This somewhat cryptic term refers to the absolute difference between two signals. We can use it to create an interaction model between two signals, where the output goes high only if the two analysis signals are very diffferent . For example, if we analyze amplitude (rms) from two different musicians, the resulting signal will be low as long as they both play in the same dynamic register. If one plays loud while the other plays soft, the output will be high, regardless of which of the two plays loud. It could also of course be applied to two different analysis signals from the same musician, for example the difference between pitch and the spectral centroid.

Example of the abd_diff mix method. Here we take the difference in amplitude between two different acoustic sources. The higher the difference, the higher the output, regardless of which of the two inputs are loudest.


The gate mixmethod can be used to turn things on or off. It can also be used to enable/disable the processing of another MIDIator module, effectively acting as a sample and hold gate. The two input channels now are used for different purposes: one channel turns the gate on , the other channel turns the trigger off . Each channel has a separate activation threshold (and selection if the signal must pass the threshold moving upwards or downwards to activate). For simple purposes, this can act like a Schmitt trigger , also termed hysteresis in some applications. This can be used to reduce jitter noise in the output, since the activation and deactivation thresholds can be different.

Gate mixmethod used to create a Schmitt trigger. The input signal must go higher than the activation threshold to turn on. Then it will stay on until the input signal crosses the lower deactivation threshold.

It can also be used to create more untraditional gates. A simple variation let us create a gate that is activated only if the input signal is within a specified band. To do this, the activation threshold must be lower than the deactivation threshold, like this:

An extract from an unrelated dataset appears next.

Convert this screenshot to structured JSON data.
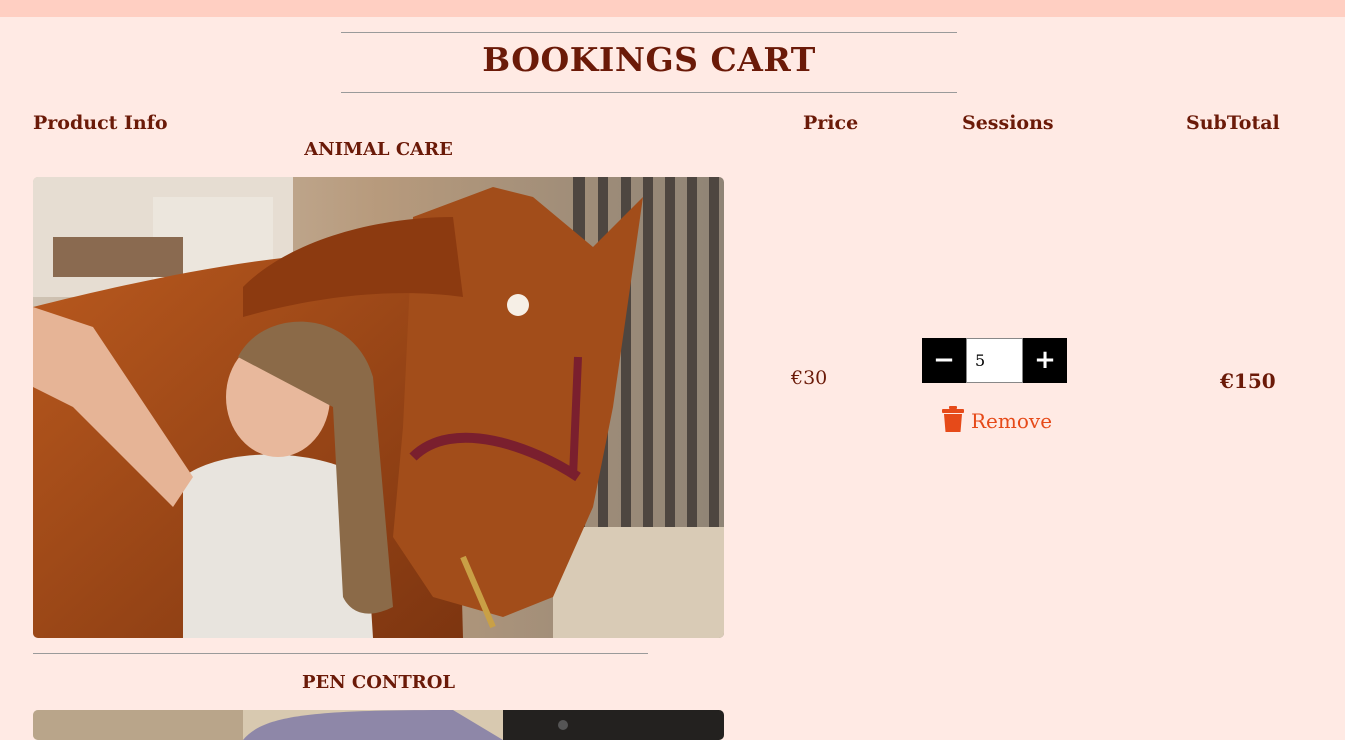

Band-activated gate. The gate will be activated once the signal crosses the (low) activation threshold. Then it will be turned off once the signal crosses the (higher) deactivation threshold in an upward direction. To activate again, the signal must go lower than the activation threshold.

The up/down triggers can be adjusted to fine tune how the gate responds to the input signal. For example, looking at the band-activated gate above: If we change the deactivation trigger to “down”, then the gate will only turn off after the signal has been higher than the deactivation threshold and then is moving downwards .

So far, we’ve only looked at examples where the two input signals to the gate is the same signal. Since the two input signals can be diffeerent (even come from two different acoustic source, highly intricate gate behaviour can be constructed. Even though the conception of such signal-interdependent gates can be complex (inventing which signals could interact in a meaningful way), the actual operation of the gate is technically no different. Just for the case of the example, here’s a gate that will turn on if the transient density goes high, then it will turn off when the pitch goes high. To activate the gate again, the transient density must first go low , then high .

Gate with different activation and deactivation signals. Transient density will activate the gate, while pitch will deactivate it.

Sample and hold:

The gate mixmethod also can affect the operation of another MIDIator module. is currently hardcoded, so that it will only affect the next module (the one right below the gate). This means that, when the gate is on, the next MIDIator module will work as normal, but when the gate is turned off it will retain the value it has reached at the moment the gate is turned off. In traditional signal processing terms: sample and hold . To enable this function, turn on the button labeled “s/h”.

The topmost of these two modules agt as a sample and hold gate for the lower module. The lower module mapping amplitude to positively affect the output value, but is only enabled when the topmost gate is activated. The situation in the figure shows the gate enabled.